April 06, 2007

TrackBack

TrackBack URL for this entry:
http://www.typepad.com/services/trackback/6a00d8341c4f9453ef00d834fcc10553ef

Listed below are links to weblogs that reference Style vs. Style:

Comments

Feed You can follow this conversation by subscribing to the comment feed for this post.

Where else would I go to learn about style, commas and the benefits of memorization?

Thank you for the perfect post to end the week with.

Looking forward to the good that plagiarism can do!

Keep creating,
Mike

I've been reading your blog since Jon Carroll recommended you, and I must say this was one of your best posts. Thanks for a couple of great book ideas.

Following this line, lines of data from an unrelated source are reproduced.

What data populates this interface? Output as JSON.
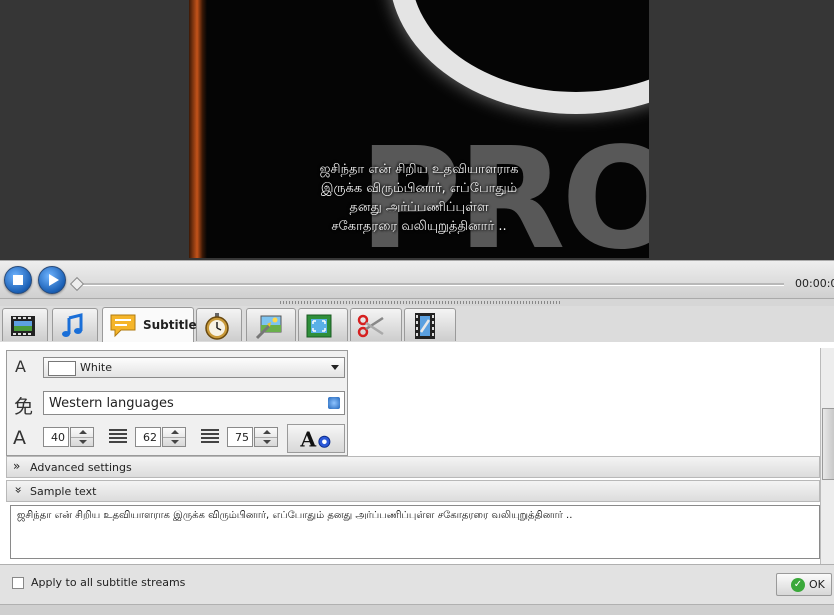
{
  "video": {
    "subtitle_lines": [
      "ஜசிந்தா என் சிறிய உதவியாளராக",
      "இருக்க விரும்பினார், எப்போதும்",
      "தனது அர்ப்பணிப்புள்ள",
      "சகோதரரை வலியுறுத்தினார் .."
    ],
    "background_text": "PRO"
  },
  "player": {
    "stop_icon": "stop-icon",
    "play_icon": "play-icon",
    "time": "00:00:0",
    "progress": 0
  },
  "tabs": [
    {
      "icon": "video-tab-icon"
    },
    {
      "icon": "music-note-icon"
    },
    {
      "icon": "subtitle-bubble-icon",
      "label": "Subtitle",
      "active": true
    },
    {
      "icon": "stopwatch-icon"
    },
    {
      "icon": "image-effects-icon"
    },
    {
      "icon": "crop-icon"
    },
    {
      "icon": "scissors-icon"
    },
    {
      "icon": "film-settings-icon"
    }
  ],
  "subtitle_settings": {
    "color_value": "White",
    "language_value": "Western languages",
    "font_size": "40",
    "line_spacing": "62",
    "margin": "75"
  },
  "sections": {
    "advanced_label": "Advanced settings",
    "sample_label": "Sample text",
    "sample_text": "ஜசிந்தா என் சிறிய உதவியாளராக இருக்க விரும்பினார், எப்போதும் தனது அர்ப்பணிப்புள்ள சகோதரரை வலியுறுத்தினார் .."
  },
  "footer": {
    "apply_label": "Apply to all subtitle streams",
    "apply_checked": false,
    "ok_label": "OK"
  },
  "colors": {
    "accent": "#1a5fb4",
    "ok_green": "#3aa83a"
  }
}
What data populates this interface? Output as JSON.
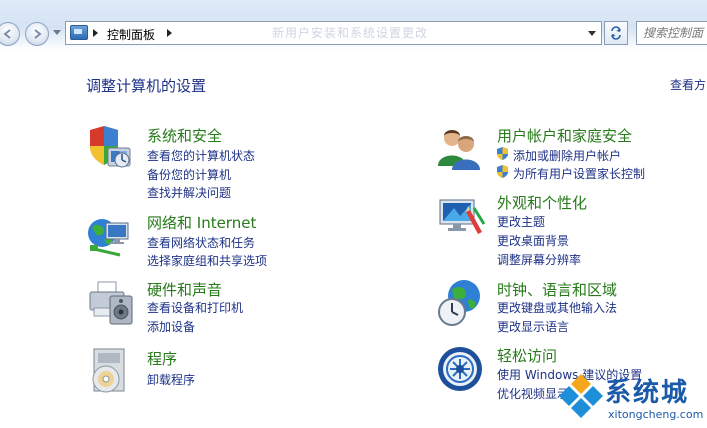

Mike--Yagoda tells us in his introduction to "The Voice on the Page" that he wrote the book to fill a gap. He says one reason for "the paucity of books on individual style" is that it's so hard to separate content from style. I certainly haven't found other books that treat the subject of writing style as intimately and comprehensively as he does. On the other hand, there are dozens of books that purport to tell writers how to "get in touch with their inner voice." (Natalie Goldberg's "Writing Down the Bones" and its successors are probably the most famous.) The problem with this approach is that it's all about the writer and not one bit about communicating with a reader.

As for commas and their kin, you could do no better than to read everything Bill Walsh writes, starting with "Lapsing into a Comma" and "The Elephants of Style" and continuing with his web site, www.theslot.com, and his blog, http://theslot.blogslot.com. I would avoid at all costs Lynne Truss's misinformed best-seller, "Eats, Shoots & Leaves."

And memorization? Can't help you there. It fell out of favor in education about 30 years ago and is awaiting a resurrection. I hope Yagoda's endorsement sparks a revival.

I love to read Mark Helprin. I could stare at one of his paragraphs for hours. Well, quarters-of-an-hour anyway. The craftsmanship is intricate and evocative.

To write like him, however; what audience has the time to read it?

Verify your Comment

Previewing your Comment

This is only a preview. Your comment has not yet been posted.

Working...
Your comment could not be posted. Error type:
Your comment has been saved. Comments are moderated and will not appear until approved by the author. Post another comment

The letters and numbers you entered did not match the image. Please try again.

As a final step before posting your comment, enter the letters and numbers you see in the image below. This prevents automated programs from posting comments.

Having trouble reading this image? View an alternate.

Working...

Post a comment

Comments are moderated, and will not appear until the author has approved them.

My Photo

My Web Site

Top 25 Language Professionals Blogs 2012
Top 25 Language Professionals Blogs 2011
Top 10 Language Professionals Blogs 2010
Top 100 Language Blogs 2009

Your email address:


Powered by FeedBlitz

Bookmark and Share

Categories